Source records
========================================

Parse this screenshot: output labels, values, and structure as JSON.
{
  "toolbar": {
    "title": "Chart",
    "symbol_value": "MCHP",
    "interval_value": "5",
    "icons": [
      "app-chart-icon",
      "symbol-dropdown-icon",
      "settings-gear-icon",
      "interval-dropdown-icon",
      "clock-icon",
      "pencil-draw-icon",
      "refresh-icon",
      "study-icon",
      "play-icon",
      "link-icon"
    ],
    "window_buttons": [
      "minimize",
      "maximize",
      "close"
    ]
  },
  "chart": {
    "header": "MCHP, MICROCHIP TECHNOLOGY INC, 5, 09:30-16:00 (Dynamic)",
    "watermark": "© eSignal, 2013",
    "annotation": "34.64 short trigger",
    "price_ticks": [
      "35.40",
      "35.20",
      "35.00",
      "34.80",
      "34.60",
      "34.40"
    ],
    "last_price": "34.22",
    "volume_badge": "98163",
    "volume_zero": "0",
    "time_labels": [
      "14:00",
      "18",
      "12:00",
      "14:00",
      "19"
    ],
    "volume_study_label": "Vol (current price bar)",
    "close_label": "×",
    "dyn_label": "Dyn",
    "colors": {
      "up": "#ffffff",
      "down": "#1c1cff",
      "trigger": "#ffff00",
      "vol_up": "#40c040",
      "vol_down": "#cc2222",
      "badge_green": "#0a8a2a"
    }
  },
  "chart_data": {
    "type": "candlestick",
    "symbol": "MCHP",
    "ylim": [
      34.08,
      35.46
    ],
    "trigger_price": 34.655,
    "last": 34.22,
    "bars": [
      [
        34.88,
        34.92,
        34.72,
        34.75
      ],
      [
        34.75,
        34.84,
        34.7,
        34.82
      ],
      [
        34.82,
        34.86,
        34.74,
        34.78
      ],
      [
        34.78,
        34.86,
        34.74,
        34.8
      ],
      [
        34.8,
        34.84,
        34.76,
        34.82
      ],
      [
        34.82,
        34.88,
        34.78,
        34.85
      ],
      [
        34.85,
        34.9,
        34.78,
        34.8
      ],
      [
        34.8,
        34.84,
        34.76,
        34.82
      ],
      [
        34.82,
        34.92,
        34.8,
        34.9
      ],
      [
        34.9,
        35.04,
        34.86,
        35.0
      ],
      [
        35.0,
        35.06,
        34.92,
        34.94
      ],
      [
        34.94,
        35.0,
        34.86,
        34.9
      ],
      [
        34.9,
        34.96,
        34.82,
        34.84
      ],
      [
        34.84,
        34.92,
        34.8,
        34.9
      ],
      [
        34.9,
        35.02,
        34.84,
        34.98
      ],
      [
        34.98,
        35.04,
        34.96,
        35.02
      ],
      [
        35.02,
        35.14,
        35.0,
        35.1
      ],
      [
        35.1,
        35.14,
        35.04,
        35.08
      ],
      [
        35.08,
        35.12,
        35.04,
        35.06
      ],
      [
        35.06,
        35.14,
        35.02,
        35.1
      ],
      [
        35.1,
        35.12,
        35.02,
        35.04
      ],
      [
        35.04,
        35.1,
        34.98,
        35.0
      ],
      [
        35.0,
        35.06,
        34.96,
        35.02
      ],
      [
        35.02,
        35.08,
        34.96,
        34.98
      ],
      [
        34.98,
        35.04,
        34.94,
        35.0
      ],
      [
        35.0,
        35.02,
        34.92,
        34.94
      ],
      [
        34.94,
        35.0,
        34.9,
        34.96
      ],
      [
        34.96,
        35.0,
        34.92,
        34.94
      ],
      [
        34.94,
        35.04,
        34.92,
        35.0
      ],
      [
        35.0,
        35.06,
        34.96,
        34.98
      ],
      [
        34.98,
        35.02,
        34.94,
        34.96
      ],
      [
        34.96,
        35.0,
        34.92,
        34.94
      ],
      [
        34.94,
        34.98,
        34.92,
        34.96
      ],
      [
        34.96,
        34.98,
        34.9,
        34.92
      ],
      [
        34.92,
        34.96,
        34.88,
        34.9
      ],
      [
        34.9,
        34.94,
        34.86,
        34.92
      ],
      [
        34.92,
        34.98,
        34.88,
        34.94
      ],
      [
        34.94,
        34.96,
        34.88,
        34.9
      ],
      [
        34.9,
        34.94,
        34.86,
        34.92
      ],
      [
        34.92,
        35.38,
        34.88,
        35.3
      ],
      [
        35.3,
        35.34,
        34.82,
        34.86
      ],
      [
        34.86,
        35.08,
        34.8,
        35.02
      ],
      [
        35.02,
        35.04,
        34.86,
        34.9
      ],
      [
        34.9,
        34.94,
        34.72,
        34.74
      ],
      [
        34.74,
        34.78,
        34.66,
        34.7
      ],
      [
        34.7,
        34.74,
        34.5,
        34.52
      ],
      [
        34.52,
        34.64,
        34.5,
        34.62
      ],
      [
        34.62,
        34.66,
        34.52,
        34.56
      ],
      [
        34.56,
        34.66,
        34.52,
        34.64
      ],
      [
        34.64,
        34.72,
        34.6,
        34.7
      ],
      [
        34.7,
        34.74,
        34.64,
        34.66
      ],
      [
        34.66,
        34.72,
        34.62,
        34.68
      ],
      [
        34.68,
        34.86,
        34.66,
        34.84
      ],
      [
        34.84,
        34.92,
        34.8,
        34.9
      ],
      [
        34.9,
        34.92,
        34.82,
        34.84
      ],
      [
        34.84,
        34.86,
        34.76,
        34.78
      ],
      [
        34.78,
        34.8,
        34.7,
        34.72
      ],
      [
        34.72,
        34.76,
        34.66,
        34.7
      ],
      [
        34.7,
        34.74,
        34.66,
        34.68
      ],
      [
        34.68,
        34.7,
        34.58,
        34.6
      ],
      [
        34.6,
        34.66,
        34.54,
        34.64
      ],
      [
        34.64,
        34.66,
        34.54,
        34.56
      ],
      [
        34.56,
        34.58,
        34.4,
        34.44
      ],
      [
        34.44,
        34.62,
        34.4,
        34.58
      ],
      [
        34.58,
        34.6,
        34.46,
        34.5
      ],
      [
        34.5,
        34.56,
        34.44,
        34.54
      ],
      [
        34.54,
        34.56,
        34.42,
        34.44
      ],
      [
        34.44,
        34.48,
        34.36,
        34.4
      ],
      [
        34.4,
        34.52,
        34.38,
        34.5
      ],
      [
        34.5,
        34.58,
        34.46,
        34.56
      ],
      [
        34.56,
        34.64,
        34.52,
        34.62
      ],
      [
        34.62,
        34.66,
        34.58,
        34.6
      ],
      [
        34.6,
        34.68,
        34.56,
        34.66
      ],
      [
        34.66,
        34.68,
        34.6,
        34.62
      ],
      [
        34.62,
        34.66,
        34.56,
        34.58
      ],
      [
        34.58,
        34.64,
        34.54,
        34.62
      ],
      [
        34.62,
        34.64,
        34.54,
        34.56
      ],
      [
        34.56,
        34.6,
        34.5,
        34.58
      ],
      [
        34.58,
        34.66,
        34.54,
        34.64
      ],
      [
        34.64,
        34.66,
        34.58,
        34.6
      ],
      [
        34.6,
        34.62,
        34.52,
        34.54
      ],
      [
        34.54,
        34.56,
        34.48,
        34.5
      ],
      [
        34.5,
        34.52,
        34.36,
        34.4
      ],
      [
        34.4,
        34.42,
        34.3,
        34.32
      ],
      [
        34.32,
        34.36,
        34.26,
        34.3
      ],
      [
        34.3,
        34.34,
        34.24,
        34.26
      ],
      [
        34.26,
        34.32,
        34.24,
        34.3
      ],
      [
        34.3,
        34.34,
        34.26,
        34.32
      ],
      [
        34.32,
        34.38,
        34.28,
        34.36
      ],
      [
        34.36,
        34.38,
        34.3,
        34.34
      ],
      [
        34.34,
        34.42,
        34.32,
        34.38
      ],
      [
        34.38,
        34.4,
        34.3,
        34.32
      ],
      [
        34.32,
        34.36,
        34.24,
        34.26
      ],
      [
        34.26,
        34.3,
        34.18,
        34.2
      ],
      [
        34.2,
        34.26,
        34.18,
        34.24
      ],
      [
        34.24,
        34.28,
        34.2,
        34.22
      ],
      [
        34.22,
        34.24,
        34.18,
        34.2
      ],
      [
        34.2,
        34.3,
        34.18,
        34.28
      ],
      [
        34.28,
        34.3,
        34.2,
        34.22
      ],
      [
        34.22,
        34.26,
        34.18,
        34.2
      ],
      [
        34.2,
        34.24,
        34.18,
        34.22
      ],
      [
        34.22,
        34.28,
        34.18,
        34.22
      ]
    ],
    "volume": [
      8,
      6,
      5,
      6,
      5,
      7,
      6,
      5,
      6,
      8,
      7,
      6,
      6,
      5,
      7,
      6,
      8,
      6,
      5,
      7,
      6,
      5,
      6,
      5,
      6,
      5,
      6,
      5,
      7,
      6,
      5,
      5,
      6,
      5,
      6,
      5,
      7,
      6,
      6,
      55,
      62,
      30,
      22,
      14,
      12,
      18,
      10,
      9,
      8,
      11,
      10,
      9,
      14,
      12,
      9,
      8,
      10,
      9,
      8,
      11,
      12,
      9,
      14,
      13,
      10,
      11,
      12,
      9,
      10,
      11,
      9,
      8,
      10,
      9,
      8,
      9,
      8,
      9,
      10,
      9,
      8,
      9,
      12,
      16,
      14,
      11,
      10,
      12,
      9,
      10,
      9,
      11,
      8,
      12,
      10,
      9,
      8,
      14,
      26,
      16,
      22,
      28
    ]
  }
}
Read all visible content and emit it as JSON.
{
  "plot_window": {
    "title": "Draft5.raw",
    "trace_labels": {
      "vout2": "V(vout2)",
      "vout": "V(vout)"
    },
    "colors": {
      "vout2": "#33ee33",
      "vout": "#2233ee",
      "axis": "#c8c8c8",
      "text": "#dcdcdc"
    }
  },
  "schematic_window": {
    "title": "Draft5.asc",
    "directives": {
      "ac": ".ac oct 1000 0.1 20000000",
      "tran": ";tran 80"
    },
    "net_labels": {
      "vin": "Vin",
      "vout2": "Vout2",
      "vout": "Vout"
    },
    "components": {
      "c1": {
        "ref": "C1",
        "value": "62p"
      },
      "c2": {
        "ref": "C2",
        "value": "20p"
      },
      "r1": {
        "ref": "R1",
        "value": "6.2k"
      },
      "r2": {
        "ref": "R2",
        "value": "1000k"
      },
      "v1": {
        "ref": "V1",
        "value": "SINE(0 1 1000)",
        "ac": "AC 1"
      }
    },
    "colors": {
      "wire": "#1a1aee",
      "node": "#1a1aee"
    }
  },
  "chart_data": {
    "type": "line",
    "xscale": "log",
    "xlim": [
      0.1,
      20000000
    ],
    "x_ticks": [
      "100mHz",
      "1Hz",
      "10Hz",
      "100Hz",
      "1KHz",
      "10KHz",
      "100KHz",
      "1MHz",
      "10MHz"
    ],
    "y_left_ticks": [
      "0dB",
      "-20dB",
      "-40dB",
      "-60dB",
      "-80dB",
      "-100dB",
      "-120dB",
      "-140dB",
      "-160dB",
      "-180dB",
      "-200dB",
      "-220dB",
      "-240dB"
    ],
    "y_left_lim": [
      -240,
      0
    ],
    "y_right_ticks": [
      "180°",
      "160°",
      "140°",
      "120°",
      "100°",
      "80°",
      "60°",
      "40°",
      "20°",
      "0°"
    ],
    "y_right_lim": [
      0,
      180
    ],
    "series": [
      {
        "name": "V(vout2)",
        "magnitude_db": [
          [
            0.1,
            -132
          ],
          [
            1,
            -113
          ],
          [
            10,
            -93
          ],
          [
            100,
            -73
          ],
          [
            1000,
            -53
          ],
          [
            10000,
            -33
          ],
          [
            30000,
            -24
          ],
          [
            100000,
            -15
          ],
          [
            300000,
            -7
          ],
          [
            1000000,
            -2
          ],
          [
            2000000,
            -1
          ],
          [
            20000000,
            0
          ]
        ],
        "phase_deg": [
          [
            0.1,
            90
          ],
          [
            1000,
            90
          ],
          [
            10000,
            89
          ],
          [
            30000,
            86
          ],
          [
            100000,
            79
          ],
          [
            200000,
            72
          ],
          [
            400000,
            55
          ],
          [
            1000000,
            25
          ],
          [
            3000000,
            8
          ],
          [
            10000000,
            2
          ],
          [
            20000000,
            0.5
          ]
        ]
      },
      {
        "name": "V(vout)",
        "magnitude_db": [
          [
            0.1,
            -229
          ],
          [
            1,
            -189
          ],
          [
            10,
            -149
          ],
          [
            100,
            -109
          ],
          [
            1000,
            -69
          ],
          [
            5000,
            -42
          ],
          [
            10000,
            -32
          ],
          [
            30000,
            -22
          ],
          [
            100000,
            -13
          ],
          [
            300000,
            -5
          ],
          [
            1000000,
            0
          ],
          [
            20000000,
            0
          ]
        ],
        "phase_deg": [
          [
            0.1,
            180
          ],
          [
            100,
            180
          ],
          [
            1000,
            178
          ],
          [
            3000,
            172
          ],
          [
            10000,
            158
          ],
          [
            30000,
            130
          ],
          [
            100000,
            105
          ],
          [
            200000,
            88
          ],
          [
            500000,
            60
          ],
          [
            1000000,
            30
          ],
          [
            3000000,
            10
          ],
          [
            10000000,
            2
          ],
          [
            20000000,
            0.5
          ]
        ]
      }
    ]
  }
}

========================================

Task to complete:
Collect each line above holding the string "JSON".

Result:
Parse this screenshot: output labels, values, and structure as JSON.
Read all visible content and emit it as JSON.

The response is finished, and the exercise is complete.